OBJECTIVES The authors compute and compare productivity growth in the health-care sectors for a sample of Organization for Economic Cooperation and Development countries over the period from 1974 to 1989. The authors compute Malmquist productivity indexes, which allow productivity growth to be decomposed into efficiency changes and technical change. These(More)
OBJECTIVE To present the available data on the money spent by Member States of the World Health Organization (WHO) on remunerating health workers in the public and private sectors. METHODS Data on government and total expenditure on health worker remuneration were obtained through a review of official documents in WHO's Global Health Expenditure Database(More)
Data comparing health expenditures in twenty-four industrialized nations show that the United States continues to lead the world in health spending as a percentage of gross domestic product. In 1991 the United States spent $2,868 per person on health care, compared with an average of $1,305 in Organization for Economic Cooperation and Development (OECD)(More)
Health care expenditure and utilization trends in the 24 Organization for Economic Cooperation and Development countries are provided and analyzed in terms of trends in price, population, and volume-intensity. The United States spends more on health than other countries, both in absolute dollar terms and relative to gross domestic product. Moreover, the gap(More)

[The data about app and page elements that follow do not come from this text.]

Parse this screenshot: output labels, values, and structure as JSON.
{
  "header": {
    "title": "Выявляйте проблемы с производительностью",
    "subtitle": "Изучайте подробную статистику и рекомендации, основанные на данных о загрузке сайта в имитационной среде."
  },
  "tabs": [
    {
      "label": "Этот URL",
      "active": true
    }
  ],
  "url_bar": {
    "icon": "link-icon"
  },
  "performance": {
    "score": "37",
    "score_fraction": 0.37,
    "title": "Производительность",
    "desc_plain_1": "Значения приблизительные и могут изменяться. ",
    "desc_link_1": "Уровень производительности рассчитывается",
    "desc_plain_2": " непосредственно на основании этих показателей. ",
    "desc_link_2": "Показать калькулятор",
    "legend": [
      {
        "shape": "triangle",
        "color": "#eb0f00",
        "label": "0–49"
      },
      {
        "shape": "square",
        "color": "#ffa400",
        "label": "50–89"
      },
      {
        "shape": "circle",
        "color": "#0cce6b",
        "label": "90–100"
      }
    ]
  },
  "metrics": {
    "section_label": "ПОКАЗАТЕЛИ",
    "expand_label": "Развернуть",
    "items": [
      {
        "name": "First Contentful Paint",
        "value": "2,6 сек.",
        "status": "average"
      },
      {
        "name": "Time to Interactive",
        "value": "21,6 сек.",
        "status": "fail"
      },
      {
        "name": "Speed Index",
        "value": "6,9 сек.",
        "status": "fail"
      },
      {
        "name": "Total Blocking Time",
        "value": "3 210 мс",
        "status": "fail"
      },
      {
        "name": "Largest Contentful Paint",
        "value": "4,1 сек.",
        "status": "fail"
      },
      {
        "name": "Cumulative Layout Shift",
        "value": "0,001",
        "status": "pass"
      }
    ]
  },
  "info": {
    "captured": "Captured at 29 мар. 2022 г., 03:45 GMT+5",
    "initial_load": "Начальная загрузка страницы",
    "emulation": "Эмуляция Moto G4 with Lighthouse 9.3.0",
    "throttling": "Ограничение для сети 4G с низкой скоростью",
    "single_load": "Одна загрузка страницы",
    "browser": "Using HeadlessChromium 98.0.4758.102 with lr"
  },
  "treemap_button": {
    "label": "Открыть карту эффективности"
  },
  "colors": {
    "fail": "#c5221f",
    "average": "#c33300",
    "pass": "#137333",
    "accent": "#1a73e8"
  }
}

The costs of health administration are compared across several countries, accompanied by discussion of some of the variations in the definition of health administration. The influence of American health accounting on other countries is examined, and findings are presented regarding the relative costs of insurance-based and direct-delivery systems. Data are(More)